10 athletes were chosen to represent refugees from war-torn nations at the Olympics for the first time. These are their stories.
The Summer Olympics will feature 206 teams of athletes from specific countries. And for the first time ever, this month’s Games in Rio will feature another team of athletes that comes from no nation in particular and with no historical precedent.
For the first time, a Refugee Olympic Team will participate in the Olympics. The R.O.T., as the International Olympic Committee abbreviates it, includes 10 athletes, across four sports, from four countries in the Middle East and Africa.
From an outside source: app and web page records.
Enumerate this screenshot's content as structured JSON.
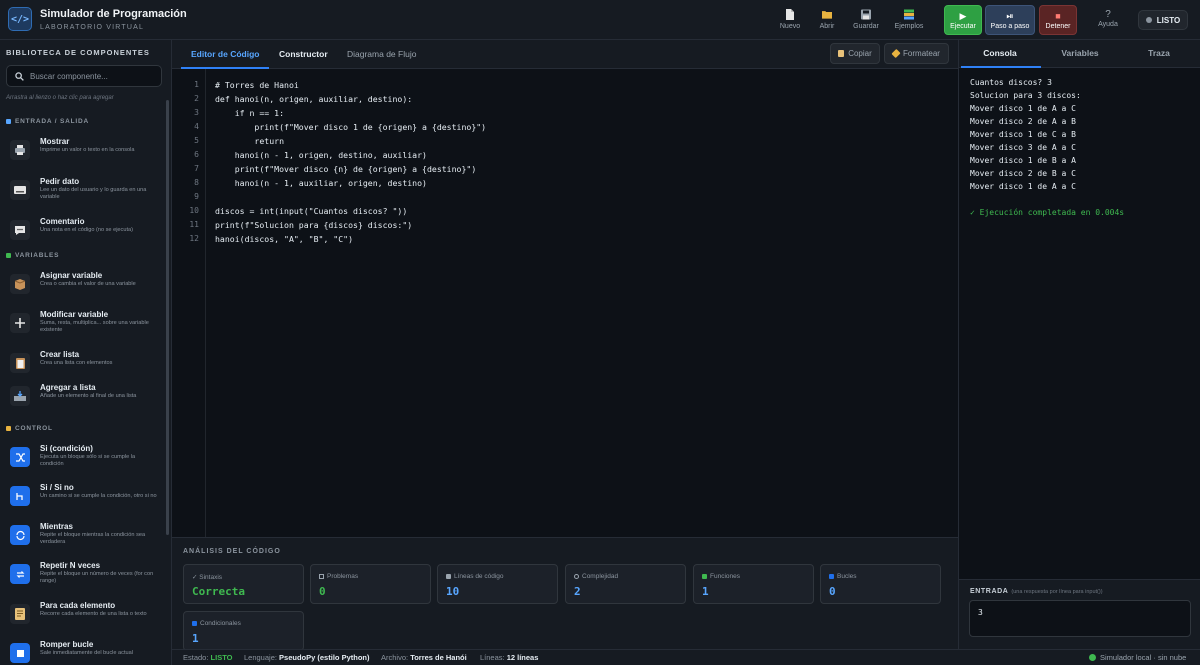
{
  "app": {
    "logo": "</>",
    "title": "Simulador de Programación",
    "subtitle": "LABORATORIO VIRTUAL"
  },
  "toolbar": {
    "nuevo": "Nuevo",
    "abrir": "Abrir",
    "guardar": "Guardar",
    "ejemplos": "Ejemplos",
    "ejecutar": "Ejecutar",
    "paso": "Paso a paso",
    "detener": "Detener",
    "ayuda": "Ayuda",
    "status": "LISTO"
  },
  "sidebar": {
    "title": "BIBLIOTECA DE COMPONENTES",
    "search_placeholder": "Buscar componente...",
    "hint": "Arrastra al lienzo o haz clic para agregar",
    "sections": {
      "io": "ENTRADA / SALIDA",
      "vars": "VARIABLES",
      "control": "CONTROL"
    },
    "items": [
      {
        "name": "Mostrar",
        "desc": "Imprime un valor o texto en la consola"
      },
      {
        "name": "Pedir dato",
        "desc": "Lee un dato del usuario y lo guarda en una variable"
      },
      {
        "name": "Comentario",
        "desc": "Una nota en el código (no se ejecuta)"
      },
      {
        "name": "Asignar variable",
        "desc": "Crea o cambia el valor de una variable"
      },
      {
        "name": "Modificar variable",
        "desc": "Suma, resta, multiplica... sobre una variable existente"
      },
      {
        "name": "Crear lista",
        "desc": "Crea una lista con elementos"
      },
      {
        "name": "Agregar a lista",
        "desc": "Añade un elemento al final de una lista"
      },
      {
        "name": "Si (condición)",
        "desc": "Ejecuta un bloque sólo si se cumple la condición"
      },
      {
        "name": "Si / Si no",
        "desc": "Un camino si se cumple la condición, otro si no"
      },
      {
        "name": "Mientras",
        "desc": "Repite el bloque mientras la condición sea verdadera"
      },
      {
        "name": "Repetir N veces",
        "desc": "Repite el bloque un número de veces (for con range)"
      },
      {
        "name": "Para cada elemento",
        "desc": "Recorre cada elemento de una lista o texto"
      },
      {
        "name": "Romper bucle",
        "desc": "Sale inmediatamente del bucle actual"
      }
    ]
  },
  "editor": {
    "tabs": [
      "Editor de Código",
      "Constructor",
      "Diagrama de Flujo"
    ],
    "copy": "Copiar",
    "format": "Formatear",
    "lines": [
      "# Torres de Hanoi",
      "def hanoi(n, origen, auxiliar, destino):",
      "    if n == 1:",
      "        print(f\"Mover disco 1 de {origen} a {destino}\")",
      "        return",
      "    hanoi(n - 1, origen, destino, auxiliar)",
      "    print(f\"Mover disco {n} de {origen} a {destino}\")",
      "    hanoi(n - 1, auxiliar, origen, destino)",
      "",
      "discos = int(input(\"Cuantos discos? \"))",
      "print(f\"Solucion para {discos} discos:\")",
      "hanoi(discos, \"A\", \"B\", \"C\")"
    ],
    "line_numbers": [
      "1",
      "2",
      "3",
      "4",
      "5",
      "6",
      "7",
      "8",
      "9",
      "10",
      "11",
      "12"
    ]
  },
  "analysis": {
    "title": "ANÁLISIS DEL CÓDIGO",
    "cards": [
      {
        "label": "✓ Sintaxis",
        "value": "Correcta"
      },
      {
        "label": "Problemas",
        "value": "0"
      },
      {
        "label": "Líneas de código",
        "value": "10"
      },
      {
        "label": "Complejidad",
        "value": "2"
      },
      {
        "label": "Funciones",
        "value": "1"
      },
      {
        "label": "Bucles",
        "value": "0"
      },
      {
        "label": "Condicionales",
        "value": "1"
      }
    ]
  },
  "statusbar": {
    "estado_label": "Estado:",
    "estado": "LISTO",
    "lenguaje_label": "Lenguaje:",
    "lenguaje": "PseudoPy (estilo Python)",
    "archivo_label": "Archivo:",
    "archivo": "Torres de Hanói",
    "lineas_label": "Líneas:",
    "lineas": "12 líneas",
    "local": "Simulador local · sin nube"
  },
  "right": {
    "tabs": [
      "Consola",
      "Variables",
      "Traza"
    ],
    "console": [
      "Cuantos discos? 3",
      "Solucion para 3 discos:",
      "Mover disco 1 de A a C",
      "Mover disco 2 de A a B",
      "Mover disco 1 de C a B",
      "Mover disco 3 de A a C",
      "Mover disco 1 de B a A",
      "Mover disco 2 de B a C",
      "Mover disco 1 de A a C"
    ],
    "done": "✓ Ejecución completada en 0.004s",
    "input_label": "ENTRADA",
    "input_hint": "(una respuesta por línea para input())",
    "input_value": "3"
  },
  "colors": {
    "accent": "#2f81f7",
    "run": "#2ea043",
    "step": "#2d3f5a",
    "stop": "#6e2b2b",
    "ok": "#3fb950"
  }
}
The R.O.T. arrives at the Olympics at a particularly troubling time. The civil war in Syria has been driving an outright refugee crisis in Europe. The United Nations Refugee Agency says there are 4.8 million Syrian refugees, plus an estimated 8.7 million people displaced inside Syria this year. Its count of refugees and asylum-seekers from South Sudan is 850,000. In the Democratic Republic of the Congo, it is more than 384,000 refugees and more than a million internally displaced persons. There are more than 700,000 Ethiopian refugees. This is just a sampling.
If there is light at the end of that darkness, the 10 athletes competing for the R.O.T. this month are a beacon. Each has escaped one of the war-torn countries mentioned above, and each now gets a turn on sport’s biggest stage …
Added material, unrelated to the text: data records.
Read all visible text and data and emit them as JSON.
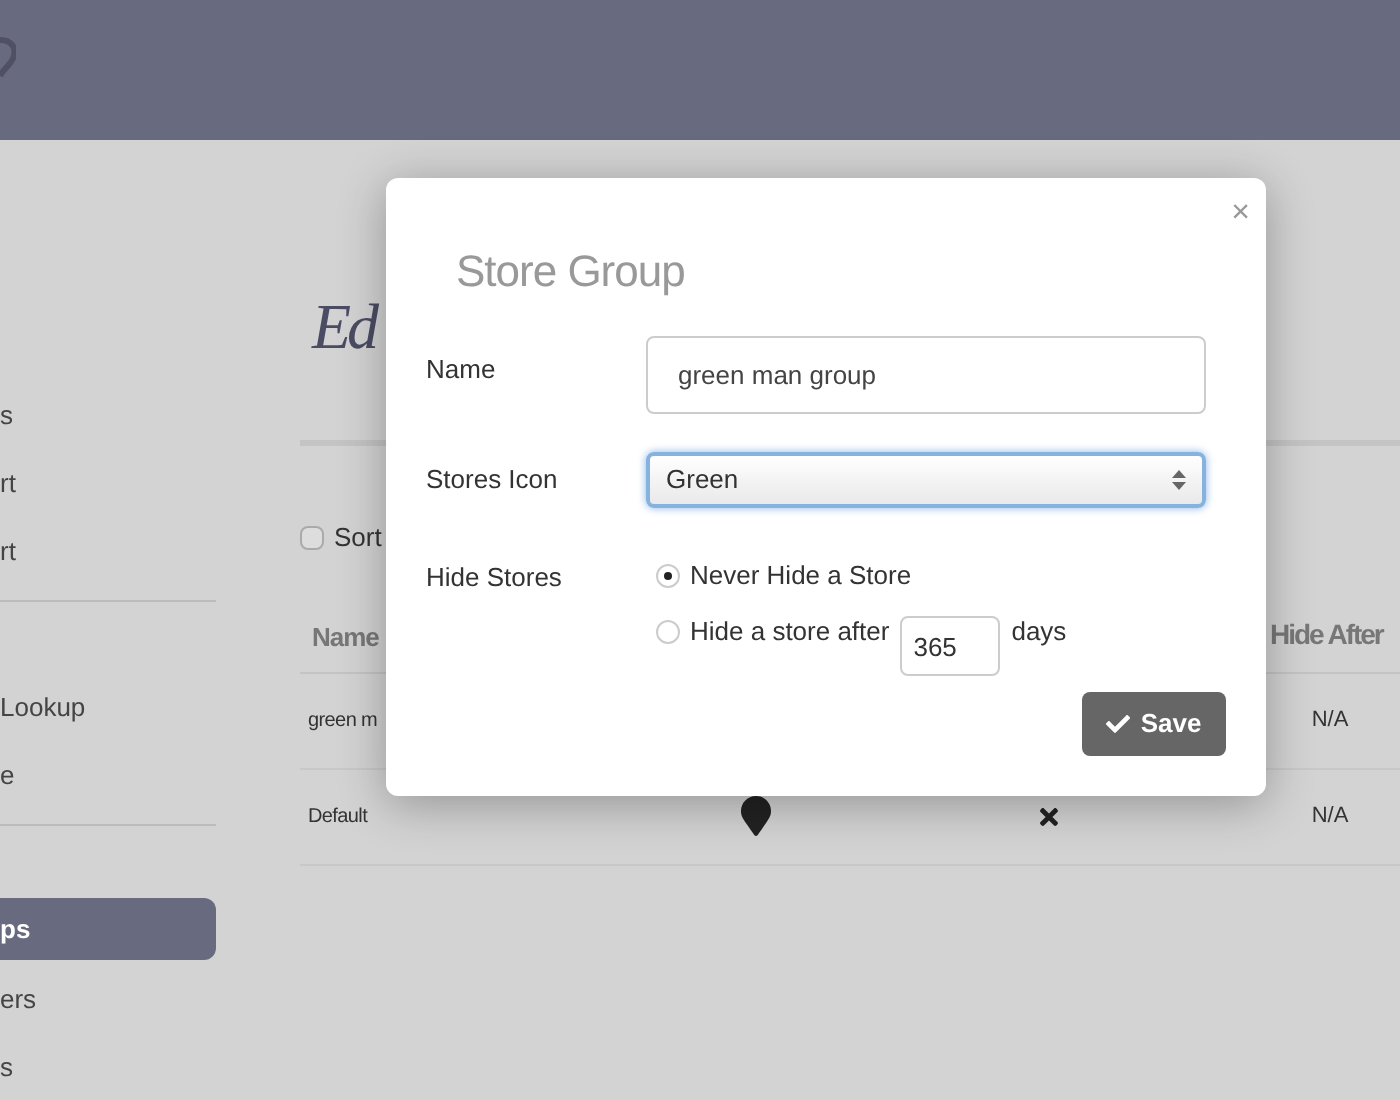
{
  "sidebar": {
    "groups": [
      [
        {
          "label": "s",
          "selected": false
        },
        {
          "label": "rt",
          "selected": false
        },
        {
          "label": "rt",
          "selected": false
        }
      ],
      [
        {
          "label": "Lookup",
          "selected": false
        },
        {
          "label": "e",
          "selected": false
        }
      ],
      [
        {
          "label": "ps",
          "selected": true
        },
        {
          "label": "ers",
          "selected": false
        },
        {
          "label": "s",
          "selected": false
        }
      ]
    ]
  },
  "page": {
    "title": "Ed",
    "sort": {
      "label": "Sort",
      "checked": false
    }
  },
  "table": {
    "columns": [
      "Name",
      "Hide After"
    ],
    "rows": [
      {
        "name": "green m",
        "hide_after": "N/A"
      },
      {
        "name": "Default",
        "hide_after": "N/A",
        "hidden": false
      }
    ]
  },
  "dialog": {
    "title": "Store Group",
    "close": "×",
    "name": {
      "label": "Name",
      "value": "green man group"
    },
    "icon": {
      "label": "Stores Icon",
      "value": "Green"
    },
    "hide": {
      "label": "Hide Stores",
      "options": [
        {
          "label": "Never Hide a Store",
          "selected": true,
          "kind": "plain"
        },
        {
          "label": "Hide a store after",
          "selected": false,
          "kind": "days",
          "value": "365",
          "suffix": "days"
        }
      ]
    },
    "save": "Save"
  }
}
From South Sudan
Rose Nathike Lokonyen, a runner supported by Kenya
James Nyang Chiengjiek, a runner supported by Kenya
Angelina Nada Lohalith, a runner supported by Kenya
Paulo Amotun Lokoro, a runner supported by Kenya
Yiech Pur Biel, a runner supported by Kenya
Rami Anis, a swimmer supported by Belgium
Yusra Mardini, a swimmer supported by Germany
From the Democratic Republic of the Congo
Popole Misenga, a judoka supported by Brazil
Yolande Bukasa Mabika, a judoka supported by Brazil
Yonas Kinde, a marathoner supported by Luxembourg
see videos, read more about each athlete –> http://www.sbnation.com/2016/8/5/